[Your objective] Return every record exactly. Omit nothing.

╭──

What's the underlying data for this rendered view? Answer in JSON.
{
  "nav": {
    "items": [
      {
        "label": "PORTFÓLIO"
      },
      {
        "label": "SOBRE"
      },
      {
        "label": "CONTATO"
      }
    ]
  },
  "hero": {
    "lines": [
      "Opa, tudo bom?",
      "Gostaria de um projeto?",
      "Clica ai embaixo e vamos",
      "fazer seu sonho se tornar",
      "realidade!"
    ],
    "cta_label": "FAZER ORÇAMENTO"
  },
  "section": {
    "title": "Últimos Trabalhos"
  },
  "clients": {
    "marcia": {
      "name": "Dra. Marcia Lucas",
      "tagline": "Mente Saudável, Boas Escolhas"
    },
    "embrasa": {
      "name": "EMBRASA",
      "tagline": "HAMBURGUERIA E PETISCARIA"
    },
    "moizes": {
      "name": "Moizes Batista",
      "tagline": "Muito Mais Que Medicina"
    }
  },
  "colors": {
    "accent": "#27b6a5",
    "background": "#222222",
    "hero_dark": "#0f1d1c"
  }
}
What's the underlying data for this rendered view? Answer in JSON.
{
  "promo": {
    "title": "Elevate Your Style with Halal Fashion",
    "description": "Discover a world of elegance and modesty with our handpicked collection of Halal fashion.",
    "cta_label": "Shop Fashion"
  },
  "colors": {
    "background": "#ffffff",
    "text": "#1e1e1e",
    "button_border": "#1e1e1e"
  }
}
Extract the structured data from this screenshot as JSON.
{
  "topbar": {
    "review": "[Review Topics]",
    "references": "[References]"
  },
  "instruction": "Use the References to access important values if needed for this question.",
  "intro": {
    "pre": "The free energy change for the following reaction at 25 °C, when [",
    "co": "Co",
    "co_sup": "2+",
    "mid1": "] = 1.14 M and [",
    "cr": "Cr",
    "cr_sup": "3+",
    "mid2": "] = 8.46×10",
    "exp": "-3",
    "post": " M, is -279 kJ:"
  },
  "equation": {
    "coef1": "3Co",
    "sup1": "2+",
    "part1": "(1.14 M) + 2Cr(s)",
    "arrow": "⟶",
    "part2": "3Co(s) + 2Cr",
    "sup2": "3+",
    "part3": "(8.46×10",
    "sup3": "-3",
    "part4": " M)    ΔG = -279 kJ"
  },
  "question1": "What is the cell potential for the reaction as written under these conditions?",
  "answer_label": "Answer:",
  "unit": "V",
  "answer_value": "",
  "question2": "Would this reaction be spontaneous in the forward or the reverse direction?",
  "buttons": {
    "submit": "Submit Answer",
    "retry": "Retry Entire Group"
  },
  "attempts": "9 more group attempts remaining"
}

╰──

[Answer]
What's the underlying data for this rendered view? Answer in JSON.
{
  "nav": {
    "items": [
      {
        "label": "PORTFÓLIO"
      },
      {
        "label": "SOBRE"
      },
      {
        "label": "CONTATO"
      }
    ]
  },
  "hero": {
    "lines": [
      "Opa, tudo bom?",
      "Gostaria de um projeto?",
      "Clica ai embaixo e vamos",
      "fazer seu sonho se tornar",
      "realidade!"
    ],
    "cta_label": "FAZER ORÇAMENTO"
  },
  "section": {
    "title": "Últimos Trabalhos"
  },
  "clients": {
    "marcia": {
      "name": "Dra. Marcia Lucas",
      "tagline": "Mente Saudável, Boas Escolhas"
    },
    "embrasa": {
      "name": "EMBRASA",
      "tagline": "HAMBURGUERIA E PETISCARIA"
    },
    "moizes": {
      "name": "Moizes Batista",
      "tagline": "Muito Mais Que Medicina"
    }
  },
  "colors": {
    "accent": "#27b6a5",
    "background": "#222222",
    "hero_dark": "#0f1d1c"
  }
}
What's the underlying data for this rendered view? Answer in JSON.
{
  "promo": {
    "title": "Elevate Your Style with Halal Fashion",
    "description": "Discover a world of elegance and modesty with our handpicked collection of Halal fashion.",
    "cta_label": "Shop Fashion"
  },
  "colors": {
    "background": "#ffffff",
    "text": "#1e1e1e",
    "button_border": "#1e1e1e"
  }
}
Extract the structured data from this screenshot as JSON.
{
  "topbar": {
    "review": "[Review Topics]",
    "references": "[References]"
  },
  "instruction": "Use the References to access important values if needed for this question.",
  "intro": {
    "pre": "The free energy change for the following reaction at 25 °C, when [",
    "co": "Co",
    "co_sup": "2+",
    "mid1": "] = 1.14 M and [",
    "cr": "Cr",
    "cr_sup": "3+",
    "mid2": "] = 8.46×10",
    "exp": "-3",
    "post": " M, is -279 kJ:"
  },
  "equation": {
    "coef1": "3Co",
    "sup1": "2+",
    "part1": "(1.14 M) + 2Cr(s)",
    "arrow": "⟶",
    "part2": "3Co(s) + 2Cr",
    "sup2": "3+",
    "part3": "(8.46×10",
    "sup3": "-3",
    "part4": " M)    ΔG = -279 kJ"
  },
  "question1": "What is the cell potential for the reaction as written under these conditions?",
  "answer_label": "Answer:",
  "unit": "V",
  "answer_value": "",
  "question2": "Would this reaction be spontaneous in the forward or the reverse direction?",
  "buttons": {
    "submit": "Submit Answer",
    "retry": "Retry Entire Group"
  },
  "attempts": "9 more group attempts remaining"
}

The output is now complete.